Saturday was the Carson Sierra Spinners and Weavers November guild meeting. I took my in-process basket to work on. Lots of folks were working on holiday-related gifts or decorative stuff. I was good about not buying more of Mim's glorious hand-painted BFL roving, and fate rewarded me by making me the raffle winner - lovely balls of white wool that I can hand-paint.

On my way home from the guild meeting I stopped at the "Wild Women" art exhibit and sale that was going on at the Wilbur May Museum in Rancho San Raphael Park. Gretchen Ericson was exhibiting her beautiful, refined pine-needle baskets, which fired me up to with all kinds of ideas for future baskets.

Although I spent much of Monday afternoon at the DMV, I was pleased to also do a little craft supply shopping. A trip to Michael's netted me a crochet hook tiny enough to fit through seed beads, and a selection of beads to try some beaded knitting. I also purchased a selection of balsa wood and a wood-carving Xacto set.

The rest of Monday and Tuesday was devoted to a project I will detail as soon as it is complete. Here's a sneak preview.

Here's a quail on the back porch, too.

Thursday, November 06, 2008

A plug for your local community college

I have just signed up for a class in basic home repair skills, including light repairs on plumbing, electrical, drywall, and carpentry. It meets for 6 two-hour evening sessions in February and March. It is offered through my local community college.

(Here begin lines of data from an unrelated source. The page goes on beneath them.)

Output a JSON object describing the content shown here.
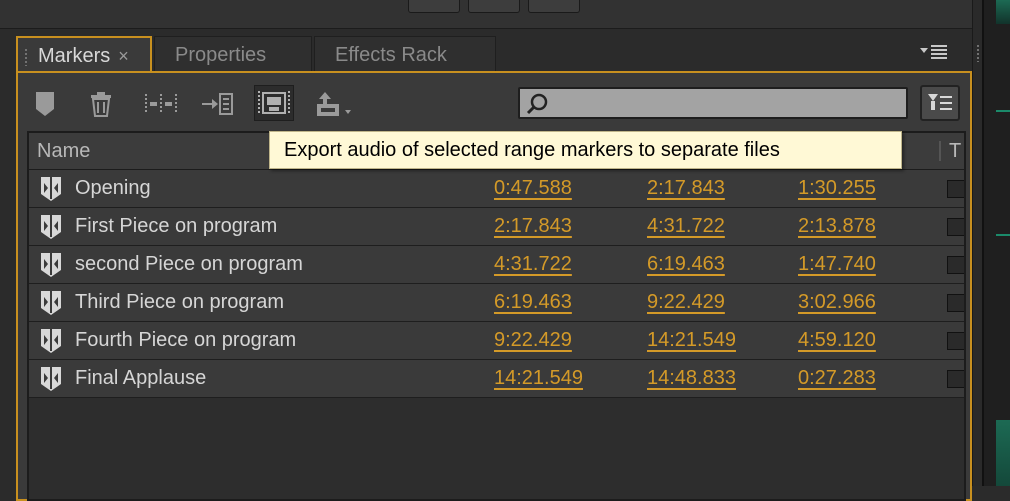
{
  "tabs": [
    {
      "label": "Markers",
      "close": "×"
    },
    {
      "label": "Properties"
    },
    {
      "label": "Effects Rack"
    }
  ],
  "panel_menu_icon": "panel-menu-icon",
  "toolbar": {
    "icons": [
      "marker-add-icon",
      "trash-icon",
      "merge-markers-icon",
      "insert-into-playlist-icon",
      "export-range-icon",
      "batch-export-icon"
    ],
    "search_placeholder": "",
    "filter_icon": "filter-list-icon"
  },
  "table": {
    "header_name": "Name",
    "header_t": "T",
    "rows": [
      {
        "name": "Opening",
        "start": "0:47.588",
        "end": "2:17.843",
        "duration": "1:30.255"
      },
      {
        "name": "First Piece on program",
        "start": "2:17.843",
        "end": "4:31.722",
        "duration": "2:13.878"
      },
      {
        "name": "second Piece on program",
        "start": "4:31.722",
        "end": "6:19.463",
        "duration": "1:47.740"
      },
      {
        "name": "Third Piece on program",
        "start": "6:19.463",
        "end": "9:22.429",
        "duration": "3:02.966"
      },
      {
        "name": "Fourth Piece on program",
        "start": "9:22.429",
        "end": "14:21.549",
        "duration": "4:59.120"
      },
      {
        "name": "Final Applause",
        "start": "14:21.549",
        "end": "14:48.833",
        "duration": "0:27.283"
      }
    ]
  },
  "tooltip": "Export audio of selected range markers to separate files",
  "colors": {
    "accent": "#c8901f",
    "timecode": "#d49a28",
    "tooltip_bg": "#fff9d6"
  }
}
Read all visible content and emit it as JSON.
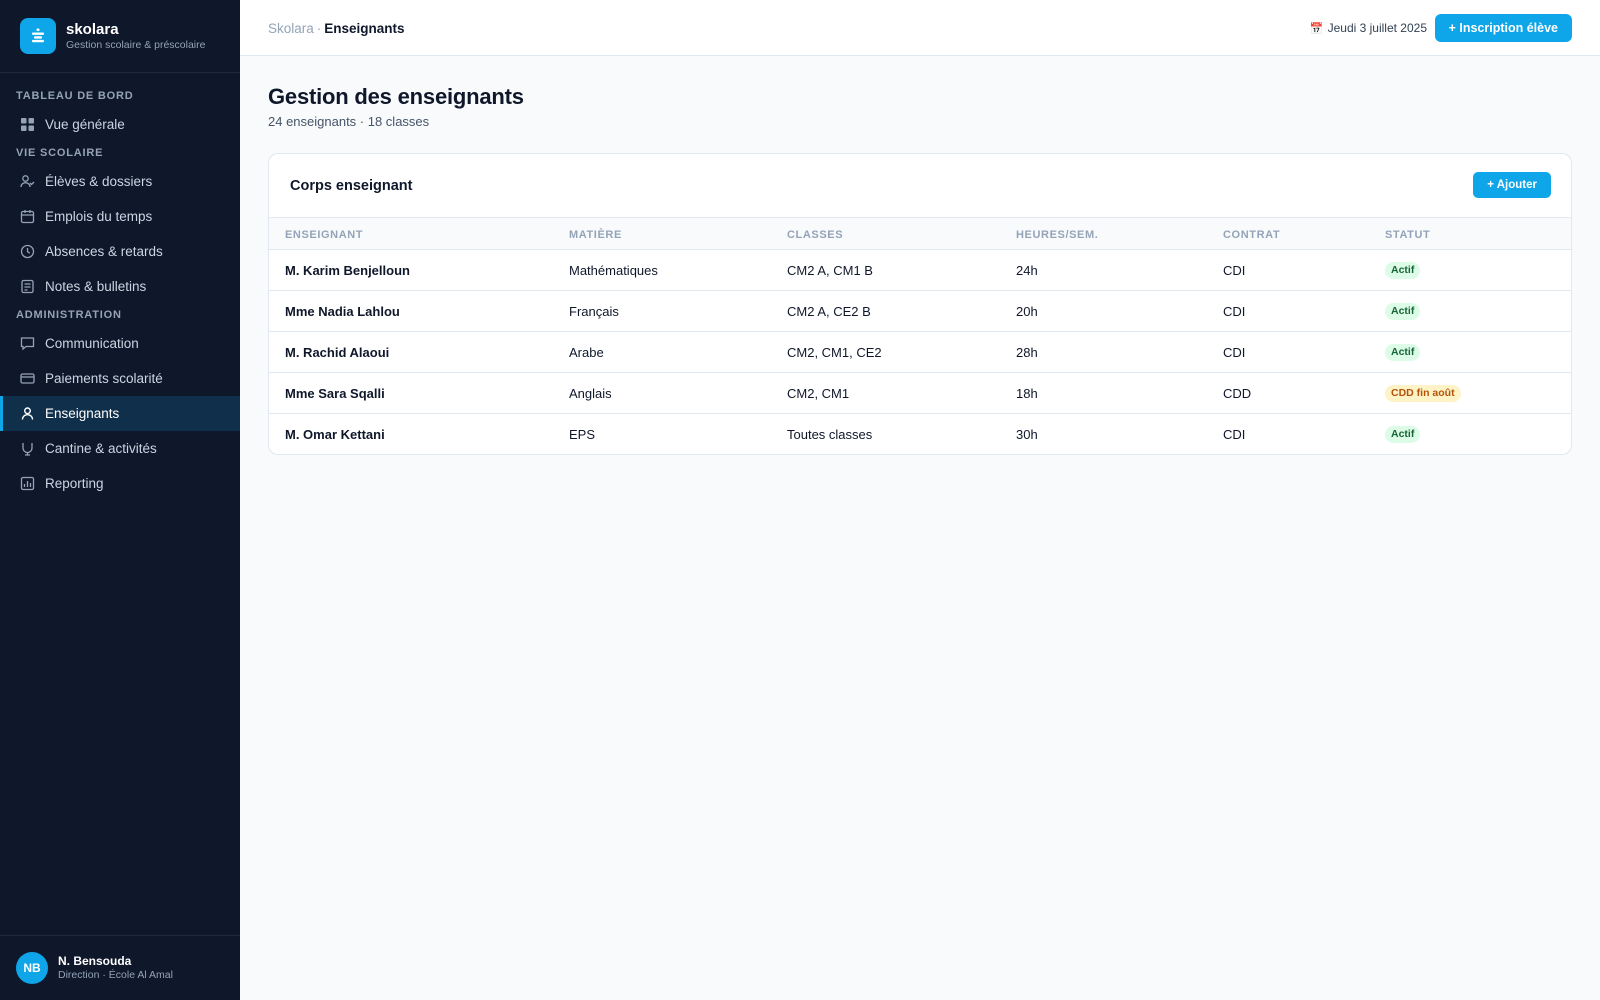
{
  "brand": {
    "name": "skolara",
    "subtitle": "Gestion scolaire & préscolaire"
  },
  "sidebar": {
    "sections": [
      {
        "label": "TABLEAU DE BORD"
      },
      {
        "label": "VIE SCOLAIRE"
      },
      {
        "label": "ADMINISTRATION"
      }
    ],
    "items": [
      {
        "label": "Vue générale",
        "icon": "grid-icon"
      },
      {
        "label": "Élèves & dossiers",
        "icon": "user-check-icon"
      },
      {
        "label": "Emplois du temps",
        "icon": "calendar-icon"
      },
      {
        "label": "Absences & retards",
        "icon": "clock-icon"
      },
      {
        "label": "Notes & bulletins",
        "icon": "document-icon"
      },
      {
        "label": "Communication",
        "icon": "chat-icon"
      },
      {
        "label": "Paiements scolarité",
        "icon": "credit-card-icon"
      },
      {
        "label": "Enseignants",
        "icon": "user-icon",
        "active": true
      },
      {
        "label": "Cantine & activités",
        "icon": "cup-icon"
      },
      {
        "label": "Reporting",
        "icon": "chart-icon"
      }
    ]
  },
  "user": {
    "initials": "NB",
    "name": "N. Bensouda",
    "role": "Direction · École Al Amal"
  },
  "header": {
    "breadcrumb_root": "Skolara",
    "breadcrumb_sep": "·",
    "breadcrumb_current": "Enseignants",
    "date": "Jeudi 3 juillet 2025",
    "date_icon": "calendar-emoji-icon",
    "primary_button": "+ Inscription élève"
  },
  "page": {
    "title": "Gestion des enseignants",
    "subtitle": "24 enseignants · 18 classes"
  },
  "card": {
    "title": "Corps enseignant",
    "add_button": "+ Ajouter",
    "columns": [
      "Enseignant",
      "Matière",
      "Classes",
      "Heures/sem.",
      "Contrat",
      "Statut"
    ],
    "rows": [
      {
        "name": "M. Karim Benjelloun",
        "subject": "Mathématiques",
        "classes": "CM2 A, CM1 B",
        "hours": "24h",
        "contract": "CDI",
        "status": "Actif",
        "status_type": "ok"
      },
      {
        "name": "Mme Nadia Lahlou",
        "subject": "Français",
        "classes": "CM2 A, CE2 B",
        "hours": "20h",
        "contract": "CDI",
        "status": "Actif",
        "status_type": "ok"
      },
      {
        "name": "M. Rachid Alaoui",
        "subject": "Arabe",
        "classes": "CM2, CM1, CE2",
        "hours": "28h",
        "contract": "CDI",
        "status": "Actif",
        "status_type": "ok"
      },
      {
        "name": "Mme Sara Sqalli",
        "subject": "Anglais",
        "classes": "CM2, CM1",
        "hours": "18h",
        "contract": "CDD",
        "status": "CDD fin août",
        "status_type": "warn"
      },
      {
        "name": "M. Omar Kettani",
        "subject": "EPS",
        "classes": "Toutes classes",
        "hours": "30h",
        "contract": "CDI",
        "status": "Actif",
        "status_type": "ok"
      }
    ]
  },
  "colors": {
    "accent": "#0ea5e9",
    "sidebar_bg": "#0f172a",
    "active_bg": "#0f2f4a",
    "ok_bg": "#dcfce7",
    "ok_fg": "#166534",
    "warn_bg": "#fef3c7",
    "warn_fg": "#b45309"
  }
}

If you haven't checked out what your local community college has to offer, you are missing out. They typically offer a range of "continuing education" courses from one-day to full-semester, including everything from cooking to auto repair to personal finance. Ours even has courses in channeling spiritual energy, stand-up comedy, and installing solar panels. All at extremely reasonable prices. Over the years I have taken weekend and evening courses on High Desert Gardening, Backyard Ponds and Water Gardens, and Digital Photography.

Other sources of interesting and affordable classes and workshops include the public library system, school district, and museums. The local school district teaches an assortment of adult education classes. I took a Broken-Tile Mosaic class from them that was both excellent and a lot of fun. From the Nevada Museum of Art I have taken Japanese Print Making and Pine Needle Basketry. Next Sunday I am signed up for a follow-up workshop on making lids for pine-needle baskets. And, although I have not taken classes from the public library here, I have in the past taken a class on Cooking with Chilies from the Tucson Public Library.

Here's the description of a popular Truckee Meadows Community College course that I may just have to sign up for some spring:

"Wine Country Safari
Explore Napa and Sonoma like you never have before. Each morning take birding and natural history tours of the region's woodlands, lakes and forests where you'll see an enormous variety of birds and wildlife. Then refresh yourself during afternoon wine tastings."